[[ Source information, beginning ]]

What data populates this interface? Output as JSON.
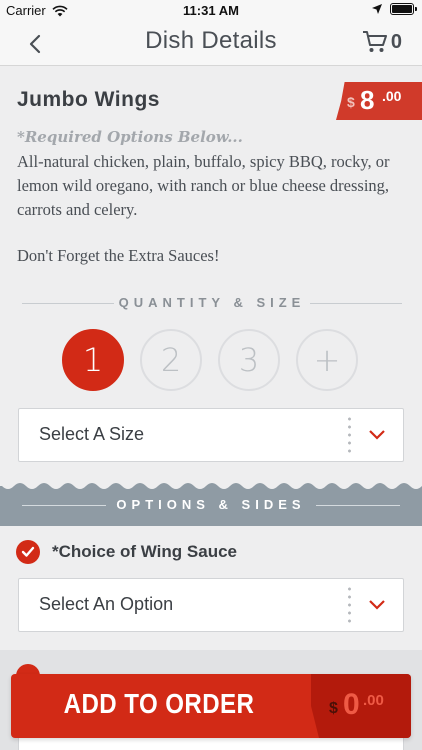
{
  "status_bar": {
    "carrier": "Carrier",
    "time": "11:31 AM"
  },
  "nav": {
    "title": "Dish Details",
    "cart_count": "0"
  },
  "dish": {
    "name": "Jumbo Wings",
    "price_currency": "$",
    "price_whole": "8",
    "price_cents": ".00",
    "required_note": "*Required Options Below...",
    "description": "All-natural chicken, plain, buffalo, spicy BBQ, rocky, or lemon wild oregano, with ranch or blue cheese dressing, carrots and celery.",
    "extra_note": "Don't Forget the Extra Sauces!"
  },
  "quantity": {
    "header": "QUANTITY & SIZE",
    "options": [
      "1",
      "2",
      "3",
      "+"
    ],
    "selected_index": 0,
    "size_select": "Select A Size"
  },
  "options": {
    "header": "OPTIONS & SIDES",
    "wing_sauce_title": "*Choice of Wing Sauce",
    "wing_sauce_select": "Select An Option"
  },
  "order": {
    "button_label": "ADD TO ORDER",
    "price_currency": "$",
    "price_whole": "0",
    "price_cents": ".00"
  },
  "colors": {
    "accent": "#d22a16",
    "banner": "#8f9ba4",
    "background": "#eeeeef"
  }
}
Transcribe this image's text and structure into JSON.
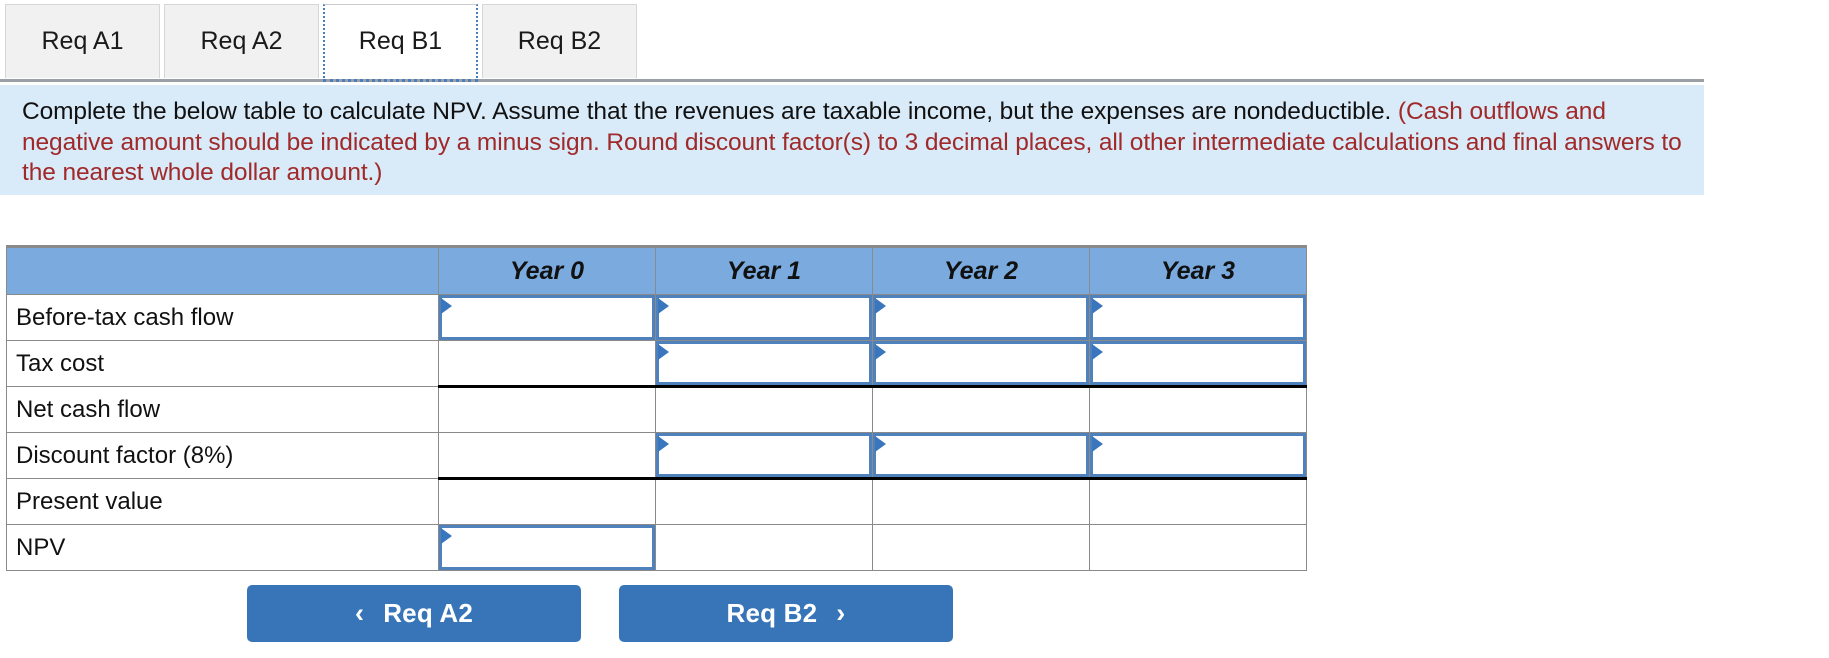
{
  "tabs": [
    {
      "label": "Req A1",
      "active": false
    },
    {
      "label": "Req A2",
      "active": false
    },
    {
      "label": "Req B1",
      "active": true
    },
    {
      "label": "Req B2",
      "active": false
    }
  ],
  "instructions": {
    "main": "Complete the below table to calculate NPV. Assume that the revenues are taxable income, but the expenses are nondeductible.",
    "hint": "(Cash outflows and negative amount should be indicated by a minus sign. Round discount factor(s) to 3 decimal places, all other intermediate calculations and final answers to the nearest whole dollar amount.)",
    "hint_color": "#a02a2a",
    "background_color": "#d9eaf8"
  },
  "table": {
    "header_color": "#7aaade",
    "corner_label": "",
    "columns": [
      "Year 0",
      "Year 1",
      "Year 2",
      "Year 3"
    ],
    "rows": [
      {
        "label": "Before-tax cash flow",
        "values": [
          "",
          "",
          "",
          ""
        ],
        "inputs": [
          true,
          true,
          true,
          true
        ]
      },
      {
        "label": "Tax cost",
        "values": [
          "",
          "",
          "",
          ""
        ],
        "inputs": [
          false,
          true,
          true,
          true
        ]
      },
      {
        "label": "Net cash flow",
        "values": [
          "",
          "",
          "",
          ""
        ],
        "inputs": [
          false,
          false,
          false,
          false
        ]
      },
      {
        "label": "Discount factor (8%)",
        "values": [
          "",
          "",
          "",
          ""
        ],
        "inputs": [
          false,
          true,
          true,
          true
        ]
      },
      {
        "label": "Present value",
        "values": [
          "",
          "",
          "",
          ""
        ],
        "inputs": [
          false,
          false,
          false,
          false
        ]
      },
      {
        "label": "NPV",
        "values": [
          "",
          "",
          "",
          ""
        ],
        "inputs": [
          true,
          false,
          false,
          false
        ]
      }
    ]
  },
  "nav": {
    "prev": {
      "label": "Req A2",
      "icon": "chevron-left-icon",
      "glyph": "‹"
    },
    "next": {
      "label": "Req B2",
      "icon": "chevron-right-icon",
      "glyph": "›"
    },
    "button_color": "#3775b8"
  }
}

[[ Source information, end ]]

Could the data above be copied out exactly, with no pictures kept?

Completed exercise:
What data populates this interface? Output as JSON.
{
  "status_bar": {
    "carrier": "Carrier",
    "time": "11:31 AM"
  },
  "nav": {
    "title": "Dish Details",
    "cart_count": "0"
  },
  "dish": {
    "name": "Jumbo Wings",
    "price_currency": "$",
    "price_whole": "8",
    "price_cents": ".00",
    "required_note": "*Required Options Below...",
    "description": "All-natural chicken, plain, buffalo, spicy BBQ, rocky, or lemon wild oregano, with ranch or blue cheese dressing, carrots and celery.",
    "extra_note": "Don't Forget the Extra Sauces!"
  },
  "quantity": {
    "header": "QUANTITY & SIZE",
    "options": [
      "1",
      "2",
      "3",
      "+"
    ],
    "selected_index": 0,
    "size_select": "Select A Size"
  },
  "options": {
    "header": "OPTIONS & SIDES",
    "wing_sauce_title": "*Choice of Wing Sauce",
    "wing_sauce_select": "Select An Option"
  },
  "order": {
    "button_label": "ADD TO ORDER",
    "price_currency": "$",
    "price_whole": "0",
    "price_cents": ".00"
  },
  "colors": {
    "accent": "#d22a16",
    "banner": "#8f9ba4",
    "background": "#eeeeef"
  }
}
Transcribe this image's text and structure into JSON.
{
  "tabs": [
    {
      "label": "Req A1",
      "active": false
    },
    {
      "label": "Req A2",
      "active": false
    },
    {
      "label": "Req B1",
      "active": true
    },
    {
      "label": "Req B2",
      "active": false
    }
  ],
  "instructions": {
    "main": "Complete the below table to calculate NPV. Assume that the revenues are taxable income, but the expenses are nondeductible.",
    "hint": "(Cash outflows and negative amount should be indicated by a minus sign. Round discount factor(s) to 3 decimal places, all other intermediate calculations and final answers to the nearest whole dollar amount.)",
    "hint_color": "#a02a2a",
    "background_color": "#d9eaf8"
  },
  "table": {
    "header_color": "#7aaade",
    "corner_label": "",
    "columns": [
      "Year 0",
      "Year 1",
      "Year 2",
      "Year 3"
    ],
    "rows": [
      {
        "label": "Before-tax cash flow",
        "values": [
          "",
          "",
          "",
          ""
        ],
        "inputs": [
          true,
          true,
          true,
          true
        ]
      },
      {
        "label": "Tax cost",
        "values": [
          "",
          "",
          "",
          ""
        ],
        "inputs": [
          false,
          true,
          true,
          true
        ]
      },
      {
        "label": "Net cash flow",
        "values": [
          "",
          "",
          "",
          ""
        ],
        "inputs": [
          false,
          false,
          false,
          false
        ]
      },
      {
        "label": "Discount factor (8%)",
        "values": [
          "",
          "",
          "",
          ""
        ],
        "inputs": [
          false,
          true,
          true,
          true
        ]
      },
      {
        "label": "Present value",
        "values": [
          "",
          "",
          "",
          ""
        ],
        "inputs": [
          false,
          false,
          false,
          false
        ]
      },
      {
        "label": "NPV",
        "values": [
          "",
          "",
          "",
          ""
        ],
        "inputs": [
          true,
          false,
          false,
          false
        ]
      }
    ]
  },
  "nav": {
    "prev": {
      "label": "Req A2",
      "icon": "chevron-left-icon",
      "glyph": "‹"
    },
    "next": {
      "label": "Req B2",
      "icon": "chevron-right-icon",
      "glyph": "›"
    },
    "button_color": "#3775b8"
  }
}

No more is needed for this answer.